- Assigned task: Set every line of the listing down again, keeping it identical.

- Records supplied:
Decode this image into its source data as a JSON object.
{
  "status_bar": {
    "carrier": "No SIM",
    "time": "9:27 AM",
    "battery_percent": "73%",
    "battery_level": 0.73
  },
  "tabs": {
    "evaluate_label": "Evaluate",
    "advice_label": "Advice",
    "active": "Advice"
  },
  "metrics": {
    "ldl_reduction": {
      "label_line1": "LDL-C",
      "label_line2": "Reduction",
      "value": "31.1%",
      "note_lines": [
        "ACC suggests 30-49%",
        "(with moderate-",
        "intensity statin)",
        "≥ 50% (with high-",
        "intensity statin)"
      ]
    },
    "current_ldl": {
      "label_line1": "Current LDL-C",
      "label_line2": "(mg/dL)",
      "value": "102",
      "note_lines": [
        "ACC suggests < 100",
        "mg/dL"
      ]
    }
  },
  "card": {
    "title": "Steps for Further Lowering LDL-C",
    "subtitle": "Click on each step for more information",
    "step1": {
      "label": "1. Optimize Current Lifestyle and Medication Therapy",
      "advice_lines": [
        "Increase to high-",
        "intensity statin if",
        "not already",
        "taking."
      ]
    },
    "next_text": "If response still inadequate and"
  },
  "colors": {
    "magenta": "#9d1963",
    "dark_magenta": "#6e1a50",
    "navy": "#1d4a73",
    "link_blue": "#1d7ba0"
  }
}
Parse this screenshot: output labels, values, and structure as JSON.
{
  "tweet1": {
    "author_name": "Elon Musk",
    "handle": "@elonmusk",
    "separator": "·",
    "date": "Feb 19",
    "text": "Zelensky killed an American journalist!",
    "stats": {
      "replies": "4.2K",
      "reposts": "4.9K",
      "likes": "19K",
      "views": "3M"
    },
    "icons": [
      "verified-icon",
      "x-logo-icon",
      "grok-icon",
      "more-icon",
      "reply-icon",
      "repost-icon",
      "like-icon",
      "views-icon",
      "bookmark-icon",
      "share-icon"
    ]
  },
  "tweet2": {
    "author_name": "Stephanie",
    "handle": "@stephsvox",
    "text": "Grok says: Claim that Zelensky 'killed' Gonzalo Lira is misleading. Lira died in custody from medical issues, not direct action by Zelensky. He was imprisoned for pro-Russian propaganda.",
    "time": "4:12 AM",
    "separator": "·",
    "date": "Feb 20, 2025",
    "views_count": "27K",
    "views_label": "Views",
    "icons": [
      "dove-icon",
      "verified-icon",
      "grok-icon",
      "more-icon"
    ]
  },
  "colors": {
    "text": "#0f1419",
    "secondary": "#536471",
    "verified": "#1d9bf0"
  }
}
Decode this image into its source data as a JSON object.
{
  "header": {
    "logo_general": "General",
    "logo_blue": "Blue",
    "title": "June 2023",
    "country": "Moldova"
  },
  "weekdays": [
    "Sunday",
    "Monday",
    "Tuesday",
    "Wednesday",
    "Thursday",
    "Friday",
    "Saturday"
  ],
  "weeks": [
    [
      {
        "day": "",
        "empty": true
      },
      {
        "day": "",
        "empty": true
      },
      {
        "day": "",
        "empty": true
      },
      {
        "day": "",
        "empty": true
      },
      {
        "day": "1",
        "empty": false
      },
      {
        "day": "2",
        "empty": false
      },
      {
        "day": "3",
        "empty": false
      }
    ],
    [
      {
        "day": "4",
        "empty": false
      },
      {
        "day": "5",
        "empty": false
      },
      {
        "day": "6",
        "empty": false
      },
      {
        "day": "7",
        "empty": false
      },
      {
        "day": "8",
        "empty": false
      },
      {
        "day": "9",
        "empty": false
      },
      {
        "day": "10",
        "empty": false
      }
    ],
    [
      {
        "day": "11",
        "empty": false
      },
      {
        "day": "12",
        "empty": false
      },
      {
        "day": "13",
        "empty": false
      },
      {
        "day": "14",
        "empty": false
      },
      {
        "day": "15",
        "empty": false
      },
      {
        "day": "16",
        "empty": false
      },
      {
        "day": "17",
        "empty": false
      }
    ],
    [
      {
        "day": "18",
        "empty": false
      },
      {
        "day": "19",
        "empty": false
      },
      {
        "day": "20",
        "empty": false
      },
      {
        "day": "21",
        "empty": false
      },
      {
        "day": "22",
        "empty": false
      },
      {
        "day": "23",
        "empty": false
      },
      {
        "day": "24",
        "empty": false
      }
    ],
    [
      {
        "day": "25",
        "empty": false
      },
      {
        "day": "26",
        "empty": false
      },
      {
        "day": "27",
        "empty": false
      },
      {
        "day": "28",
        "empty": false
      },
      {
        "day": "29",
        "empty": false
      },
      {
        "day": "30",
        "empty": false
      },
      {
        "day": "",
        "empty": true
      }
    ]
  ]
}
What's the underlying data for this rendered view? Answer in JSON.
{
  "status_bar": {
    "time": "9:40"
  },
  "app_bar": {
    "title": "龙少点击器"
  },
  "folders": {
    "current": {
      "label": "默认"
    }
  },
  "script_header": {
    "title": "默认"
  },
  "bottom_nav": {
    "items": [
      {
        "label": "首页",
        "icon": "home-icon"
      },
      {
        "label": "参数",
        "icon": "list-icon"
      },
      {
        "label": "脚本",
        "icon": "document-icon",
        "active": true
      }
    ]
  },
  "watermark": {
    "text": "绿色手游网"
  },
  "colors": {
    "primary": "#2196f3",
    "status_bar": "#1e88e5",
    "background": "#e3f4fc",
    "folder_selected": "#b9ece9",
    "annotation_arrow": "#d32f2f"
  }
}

- Solution to this problem:
Decode this image into its source data as a JSON object.
{
  "status_bar": {
    "carrier": "No SIM",
    "time": "9:27 AM",
    "battery_percent": "73%",
    "battery_level": 0.73
  },
  "tabs": {
    "evaluate_label": "Evaluate",
    "advice_label": "Advice",
    "active": "Advice"
  },
  "metrics": {
    "ldl_reduction": {
      "label_line1": "LDL-C",
      "label_line2": "Reduction",
      "value": "31.1%",
      "note_lines": [
        "ACC suggests 30-49%",
        "(with moderate-",
        "intensity statin)",
        "≥ 50% (with high-",
        "intensity statin)"
      ]
    },
    "current_ldl": {
      "label_line1": "Current LDL-C",
      "label_line2": "(mg/dL)",
      "value": "102",
      "note_lines": [
        "ACC suggests < 100",
        "mg/dL"
      ]
    }
  },
  "card": {
    "title": "Steps for Further Lowering LDL-C",
    "subtitle": "Click on each step for more information",
    "step1": {
      "label": "1. Optimize Current Lifestyle and Medication Therapy",
      "advice_lines": [
        "Increase to high-",
        "intensity statin if",
        "not already",
        "taking."
      ]
    },
    "next_text": "If response still inadequate and"
  },
  "colors": {
    "magenta": "#9d1963",
    "dark_magenta": "#6e1a50",
    "navy": "#1d4a73",
    "link_blue": "#1d7ba0"
  }
}
Parse this screenshot: output labels, values, and structure as JSON.
{
  "tweet1": {
    "author_name": "Elon Musk",
    "handle": "@elonmusk",
    "separator": "·",
    "date": "Feb 19",
    "text": "Zelensky killed an American journalist!",
    "stats": {
      "replies": "4.2K",
      "reposts": "4.9K",
      "likes": "19K",
      "views": "3M"
    },
    "icons": [
      "verified-icon",
      "x-logo-icon",
      "grok-icon",
      "more-icon",
      "reply-icon",
      "repost-icon",
      "like-icon",
      "views-icon",
      "bookmark-icon",
      "share-icon"
    ]
  },
  "tweet2": {
    "author_name": "Stephanie",
    "handle": "@stephsvox",
    "text": "Grok says: Claim that Zelensky 'killed' Gonzalo Lira is misleading. Lira died in custody from medical issues, not direct action by Zelensky. He was imprisoned for pro-Russian propaganda.",
    "time": "4:12 AM",
    "separator": "·",
    "date": "Feb 20, 2025",
    "views_count": "27K",
    "views_label": "Views",
    "icons": [
      "dove-icon",
      "verified-icon",
      "grok-icon",
      "more-icon"
    ]
  },
  "colors": {
    "text": "#0f1419",
    "secondary": "#536471",
    "verified": "#1d9bf0"
  }
}
Decode this image into its source data as a JSON object.
{
  "header": {
    "logo_general": "General",
    "logo_blue": "Blue",
    "title": "June 2023",
    "country": "Moldova"
  },
  "weekdays": [
    "Sunday",
    "Monday",
    "Tuesday",
    "Wednesday",
    "Thursday",
    "Friday",
    "Saturday"
  ],
  "weeks": [
    [
      {
        "day": "",
        "empty": true
      },
      {
        "day": "",
        "empty": true
      },
      {
        "day": "",
        "empty": true
      },
      {
        "day": "",
        "empty": true
      },
      {
        "day": "1",
        "empty": false
      },
      {
        "day": "2",
        "empty": false
      },
      {
        "day": "3",
        "empty": false
      }
    ],
    [
      {
        "day": "4",
        "empty": false
      },
      {
        "day": "5",
        "empty": false
      },
      {
        "day": "6",
        "empty": false
      },
      {
        "day": "7",
        "empty": false
      },
      {
        "day": "8",
        "empty": false
      },
      {
        "day": "9",
        "empty": false
      },
      {
        "day": "10",
        "empty": false
      }
    ],
    [
      {
        "day": "11",
        "empty": false
      },
      {
        "day": "12",
        "empty": false
      },
      {
        "day": "13",
        "empty": false
      },
      {
        "day": "14",
        "empty": false
      },
      {
        "day": "15",
        "empty": false
      },
      {
        "day": "16",
        "empty": false
      },
      {
        "day": "17",
        "empty": false
      }
    ],
    [
      {
        "day": "18",
        "empty": false
      },
      {
        "day": "19",
        "empty": false
      },
      {
        "day": "20",
        "empty": false
      },
      {
        "day": "21",
        "empty": false
      },
      {
        "day": "22",
        "empty": false
      },
      {
        "day": "23",
        "empty": false
      },
      {
        "day": "24",
        "empty": false
      }
    ],
    [
      {
        "day": "25",
        "empty": false
      },
      {
        "day": "26",
        "empty": false
      },
      {
        "day": "27",
        "empty": false
      },
      {
        "day": "28",
        "empty": false
      },
      {
        "day": "29",
        "empty": false
      },
      {
        "day": "30",
        "empty": false
      },
      {
        "day": "",
        "empty": true
      }
    ]
  ]
}
What's the underlying data for this rendered view? Answer in JSON.
{
  "status_bar": {
    "time": "9:40"
  },
  "app_bar": {
    "title": "龙少点击器"
  },
  "folders": {
    "current": {
      "label": "默认"
    }
  },
  "script_header": {
    "title": "默认"
  },
  "bottom_nav": {
    "items": [
      {
        "label": "首页",
        "icon": "home-icon"
      },
      {
        "label": "参数",
        "icon": "list-icon"
      },
      {
        "label": "脚本",
        "icon": "document-icon",
        "active": true
      }
    ]
  },
  "watermark": {
    "text": "绿色手游网"
  },
  "colors": {
    "primary": "#2196f3",
    "status_bar": "#1e88e5",
    "background": "#e3f4fc",
    "folder_selected": "#b9ece9",
    "annotation_arrow": "#d32f2f"
  }
}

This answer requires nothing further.